◆ Entries supplied:
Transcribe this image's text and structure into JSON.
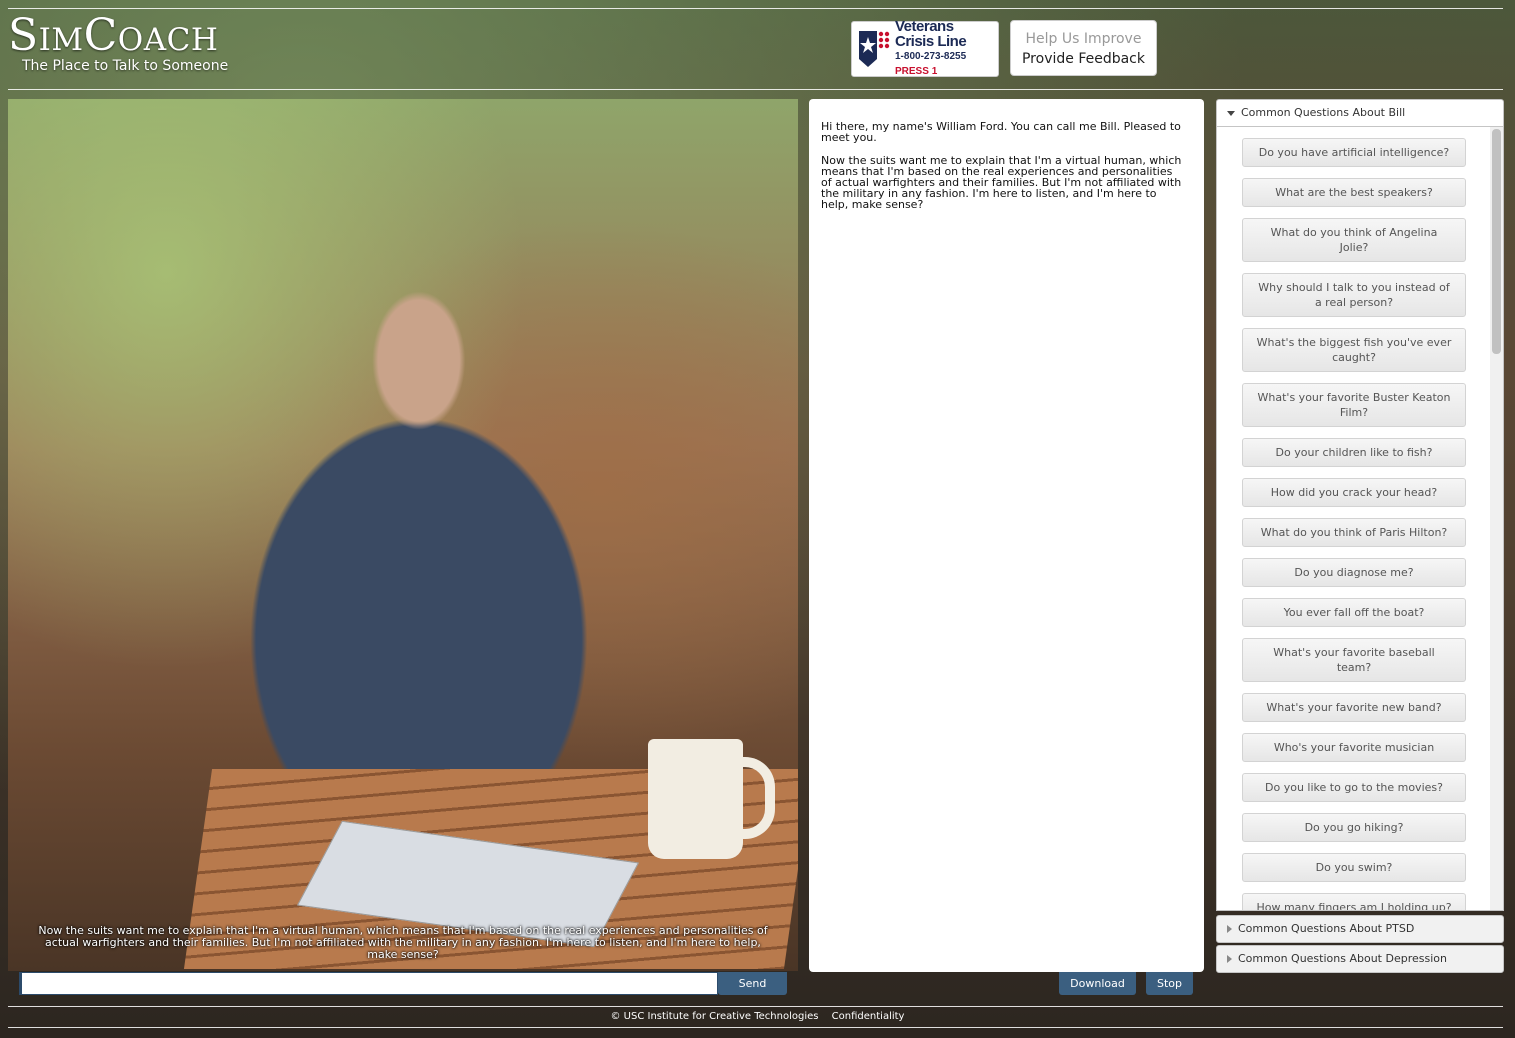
{
  "header": {
    "title": "SimCoach",
    "tagline": "The Place to Talk to Someone",
    "crisis": {
      "line1": "Veterans",
      "line2": "Crisis Line",
      "phone": "1-800-273-8255",
      "press": "PRESS",
      "press_num": "1"
    },
    "feedback": {
      "line1": "Help Us Improve",
      "line2": "Provide Feedback"
    }
  },
  "video": {
    "caption": "Now the suits want me to explain that I'm a virtual human, which means that I'm based on the real experiences and personalities of actual warfighters and their families. But I'm not affiliated with the military in any fashion. I'm here to listen, and I'm here to help, make sense?"
  },
  "transcript": {
    "messages": [
      "Hi there, my name's William Ford. You can call me Bill. Pleased to meet you.",
      "Now the suits want me to explain that I'm a virtual human, which means that I'm based on the real experiences and personalities of actual warfighters and their families. But I'm not affiliated with the military in any fashion. I'm here to listen, and I'm here to help, make sense?"
    ]
  },
  "questions": {
    "sections": [
      {
        "label": "Common Questions About Bill",
        "expanded": true
      },
      {
        "label": "Common Questions About PTSD",
        "expanded": false
      },
      {
        "label": "Common Questions About Depression",
        "expanded": false
      }
    ],
    "bill": [
      "Do you have artificial intelligence?",
      "What are the best speakers?",
      "What do you think of Angelina Jolie?",
      "Why should I talk to you instead of a real person?",
      "What's the biggest fish you've ever caught?",
      "What's your favorite Buster Keaton Film?",
      "Do your children like to fish?",
      "How did you crack your head?",
      "What do you think of Paris Hilton?",
      "Do you diagnose me?",
      "You ever fall off the boat?",
      "What's your favorite baseball team?",
      "What's your favorite new band?",
      "Who's your favorite musician",
      "Do you like to go to the movies?",
      "Do you go hiking?",
      "Do you swim?",
      "How many fingers am I holding up?"
    ]
  },
  "controls": {
    "input_value": "",
    "send_label": "Send",
    "download_label": "Download",
    "stop_label": "Stop"
  },
  "footer": {
    "copyright": "© USC Institute for Creative Technologies",
    "confidentiality": "Confidentiality"
  },
  "colors": {
    "button_dark": "#3b5f80",
    "crisis_navy": "#1c2a55",
    "crisis_red": "#c8102e"
  }
}
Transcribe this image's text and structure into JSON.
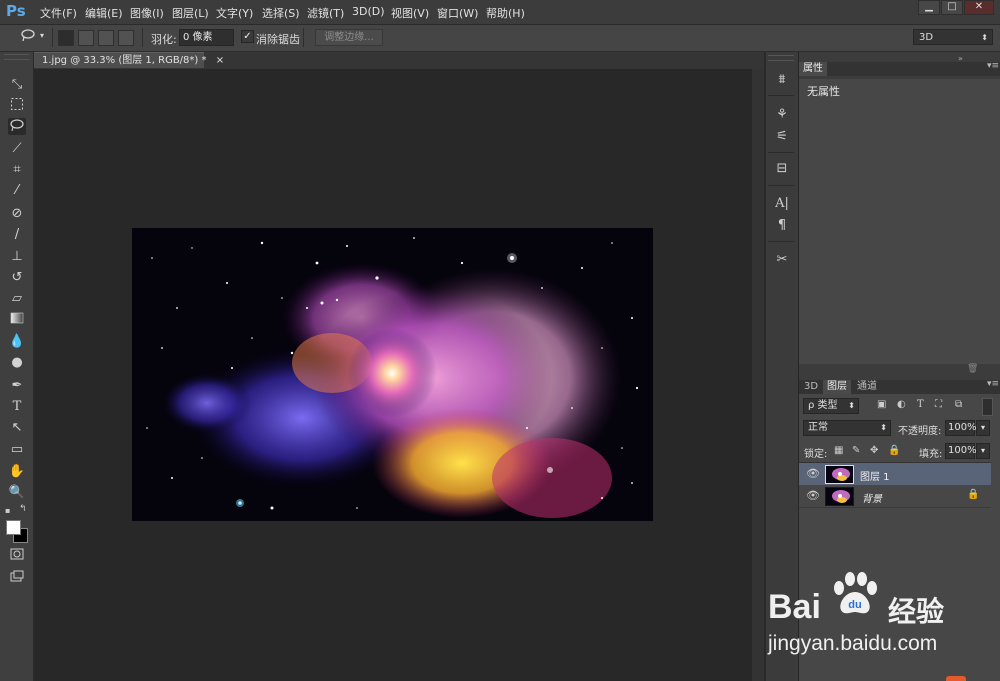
{
  "app": {
    "logo": "Ps"
  },
  "menubar": {
    "items": [
      "文件(F)",
      "编辑(E)",
      "图像(I)",
      "图层(L)",
      "文字(Y)",
      "选择(S)",
      "滤镜(T)",
      "3D(D)",
      "视图(V)",
      "窗口(W)",
      "帮助(H)"
    ],
    "window_controls": [
      "▁",
      "□",
      "✕"
    ]
  },
  "options_bar": {
    "tool_icon": "lasso-icon",
    "feather_label": "羽化:",
    "feather_value": "0 像素",
    "antialias_checked": true,
    "antialias_label": "消除锯齿",
    "refine_edge_label": "调整边缘...",
    "workspace_value": "3D"
  },
  "toolbox": {
    "tools": [
      "move-tool-icon",
      "marquee-tool-icon",
      "lasso-tool-icon",
      "quick-select-tool-icon",
      "crop-tool-icon",
      "eyedropper-tool-icon",
      "healing-brush-tool-icon",
      "brush-tool-icon",
      "clone-stamp-tool-icon",
      "history-brush-tool-icon",
      "eraser-tool-icon",
      "gradient-tool-icon",
      "blur-tool-icon",
      "dodge-tool-icon",
      "pen-tool-icon",
      "type-tool-icon",
      "path-select-tool-icon",
      "rectangle-tool-icon",
      "hand-tool-icon",
      "zoom-tool-icon"
    ],
    "selected": "lasso-tool-icon",
    "foreground_color": "#ffffff",
    "background_color": "#000000"
  },
  "document": {
    "tab_title": "1.jpg @ 33.3% (图层 1, RGB/8*) *",
    "close_glyph": "×"
  },
  "properties_panel": {
    "tab": "属性",
    "body_text": "无属性"
  },
  "layers_panel": {
    "tabs": [
      "3D",
      "图层",
      "通道"
    ],
    "active_tab": "图层",
    "filter_kind": "ρ 类型",
    "blend_mode": "正常",
    "opacity_label": "不透明度:",
    "opacity_value": "100%",
    "lock_label": "锁定:",
    "fill_label": "填充:",
    "fill_value": "100%",
    "layers": [
      {
        "name": "图层 1",
        "selected": true,
        "locked": false
      },
      {
        "name": "背景",
        "selected": false,
        "locked": true
      }
    ]
  },
  "watermark": {
    "brand": "Bai",
    "brand2": "经验",
    "url": "jingyan.baidu.com"
  }
}
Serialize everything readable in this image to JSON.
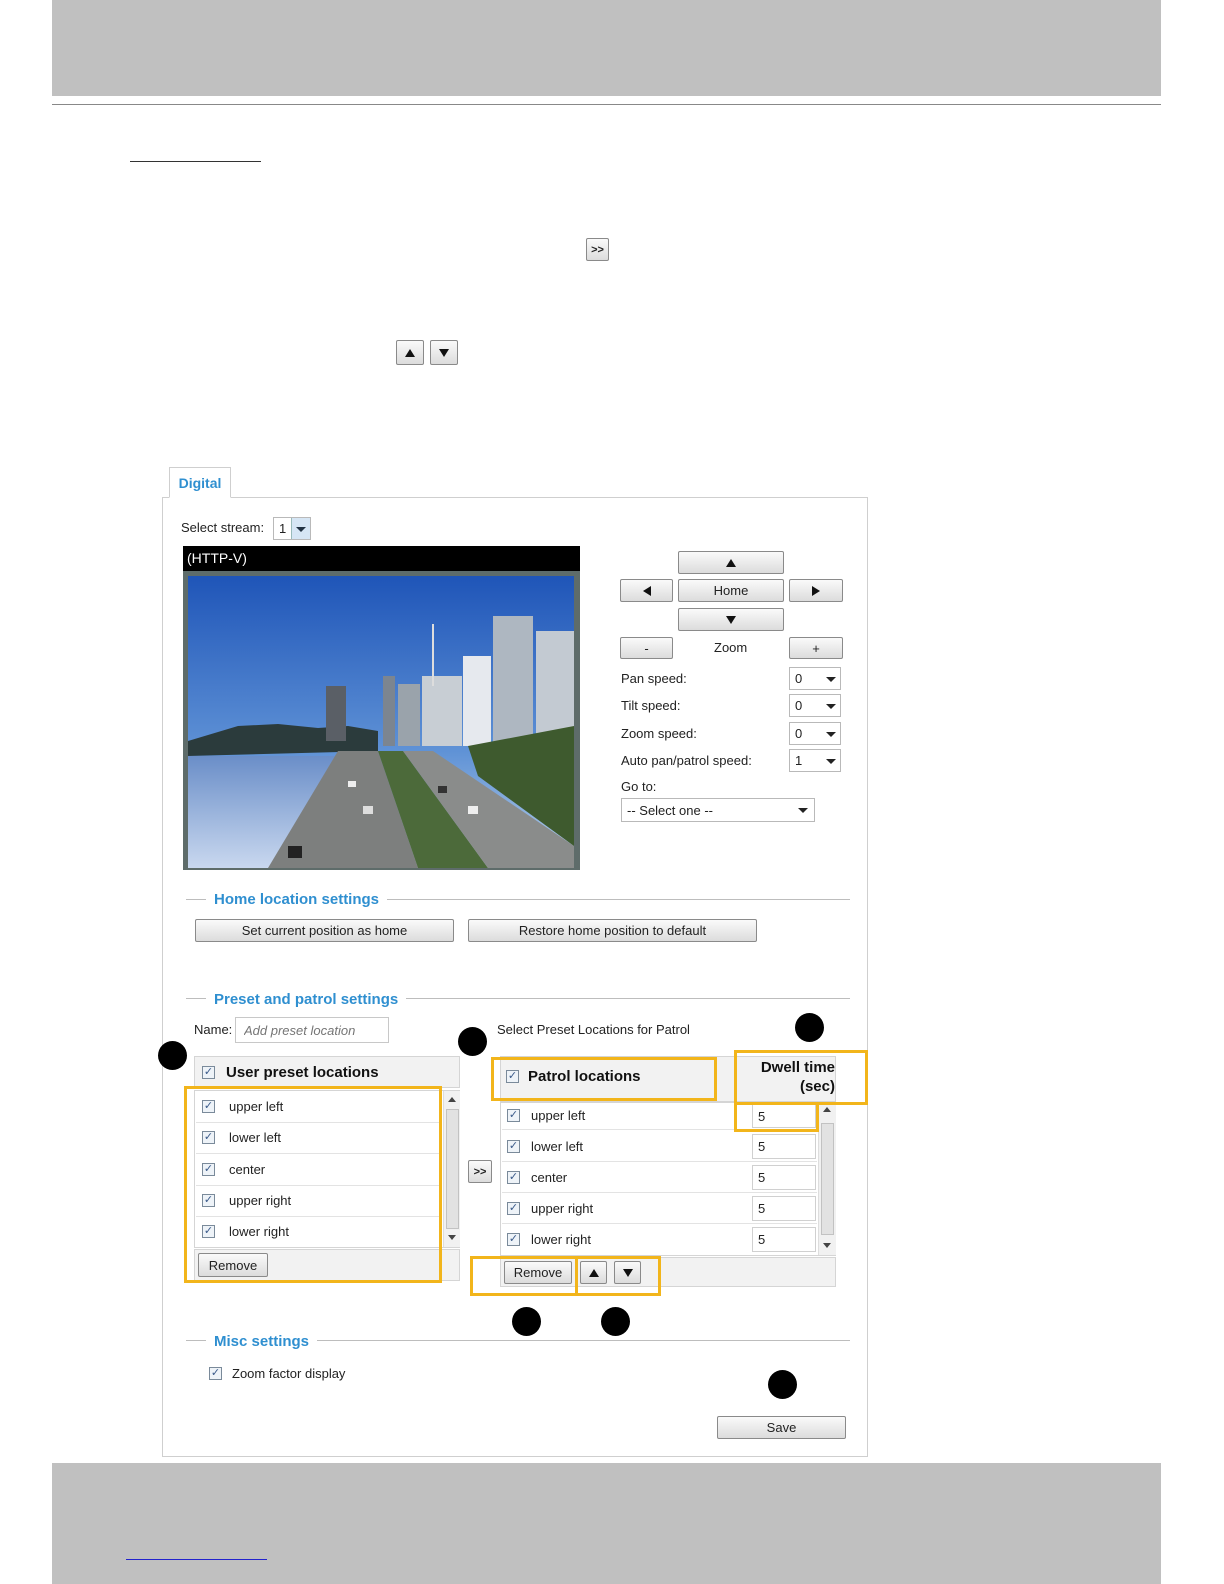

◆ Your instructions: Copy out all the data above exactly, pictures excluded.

◆ Result below:
Transcribe this image's text and structure into JSON.
{
  "header": {
    "title": "SimCoach",
    "tagline": "The Place to Talk to Someone",
    "crisis": {
      "line1": "Veterans",
      "line2": "Crisis Line",
      "phone": "1-800-273-8255",
      "press": "PRESS",
      "press_num": "1"
    },
    "feedback": {
      "line1": "Help Us Improve",
      "line2": "Provide Feedback"
    }
  },
  "video": {
    "caption": "Now the suits want me to explain that I'm a virtual human, which means that I'm based on the real experiences and personalities of actual warfighters and their families. But I'm not affiliated with the military in any fashion. I'm here to listen, and I'm here to help, make sense?"
  },
  "transcript": {
    "messages": [
      "Hi there, my name's William Ford. You can call me Bill. Pleased to meet you.",
      "Now the suits want me to explain that I'm a virtual human, which means that I'm based on the real experiences and personalities of actual warfighters and their families. But I'm not affiliated with the military in any fashion. I'm here to listen, and I'm here to help, make sense?"
    ]
  },
  "questions": {
    "sections": [
      {
        "label": "Common Questions About Bill",
        "expanded": true
      },
      {
        "label": "Common Questions About PTSD",
        "expanded": false
      },
      {
        "label": "Common Questions About Depression",
        "expanded": false
      }
    ],
    "bill": [
      "Do you have artificial intelligence?",
      "What are the best speakers?",
      "What do you think of Angelina Jolie?",
      "Why should I talk to you instead of a real person?",
      "What's the biggest fish you've ever caught?",
      "What's your favorite Buster Keaton Film?",
      "Do your children like to fish?",
      "How did you crack your head?",
      "What do you think of Paris Hilton?",
      "Do you diagnose me?",
      "You ever fall off the boat?",
      "What's your favorite baseball team?",
      "What's your favorite new band?",
      "Who's your favorite musician",
      "Do you like to go to the movies?",
      "Do you go hiking?",
      "Do you swim?",
      "How many fingers am I holding up?"
    ]
  },
  "controls": {
    "input_value": "",
    "send_label": "Send",
    "download_label": "Download",
    "stop_label": "Stop"
  },
  "footer": {
    "copyright": "© USC Institute for Creative Technologies",
    "confidentiality": "Confidentiality"
  },
  "colors": {
    "button_dark": "#3b5f80",
    "crisis_navy": "#1c2a55",
    "crisis_red": "#c8102e"
  }
}
Transcribe this image's text and structure into JSON.
{
  "app": {
    "logo": "Ps"
  },
  "menubar": {
    "items": [
      "文件(F)",
      "编辑(E)",
      "图像(I)",
      "图层(L)",
      "文字(Y)",
      "选择(S)",
      "滤镜(T)",
      "3D(D)",
      "视图(V)",
      "窗口(W)",
      "帮助(H)"
    ],
    "window_controls": [
      "▁",
      "□",
      "✕"
    ]
  },
  "options_bar": {
    "tool_icon": "lasso-icon",
    "feather_label": "羽化:",
    "feather_value": "0 像素",
    "antialias_checked": true,
    "antialias_label": "消除锯齿",
    "refine_edge_label": "调整边缘...",
    "workspace_value": "3D"
  },
  "toolbox": {
    "tools": [
      "move-tool-icon",
      "marquee-tool-icon",
      "lasso-tool-icon",
      "quick-select-tool-icon",
      "crop-tool-icon",
      "eyedropper-tool-icon",
      "healing-brush-tool-icon",
      "brush-tool-icon",
      "clone-stamp-tool-icon",
      "history-brush-tool-icon",
      "eraser-tool-icon",
      "gradient-tool-icon",
      "blur-tool-icon",
      "dodge-tool-icon",
      "pen-tool-icon",
      "type-tool-icon",
      "path-select-tool-icon",
      "rectangle-tool-icon",
      "hand-tool-icon",
      "zoom-tool-icon"
    ],
    "selected": "lasso-tool-icon",
    "foreground_color": "#ffffff",
    "background_color": "#000000"
  },
  "document": {
    "tab_title": "1.jpg @ 33.3% (图层 1, RGB/8*) *",
    "close_glyph": "×"
  },
  "properties_panel": {
    "tab": "属性",
    "body_text": "无属性"
  },
  "layers_panel": {
    "tabs": [
      "3D",
      "图层",
      "通道"
    ],
    "active_tab": "图层",
    "filter_kind": "ρ 类型",
    "blend_mode": "正常",
    "opacity_label": "不透明度:",
    "opacity_value": "100%",
    "lock_label": "锁定:",
    "fill_label": "填充:",
    "fill_value": "100%",
    "layers": [
      {
        "name": "图层 1",
        "selected": true,
        "locked": false
      },
      {
        "name": "背景",
        "selected": false,
        "locked": true
      }
    ]
  },
  "watermark": {
    "brand": "Bai",
    "brand2": "经验",
    "url": "jingyan.baidu.com"
  }
}
Serialize everything readable in this image to JSON.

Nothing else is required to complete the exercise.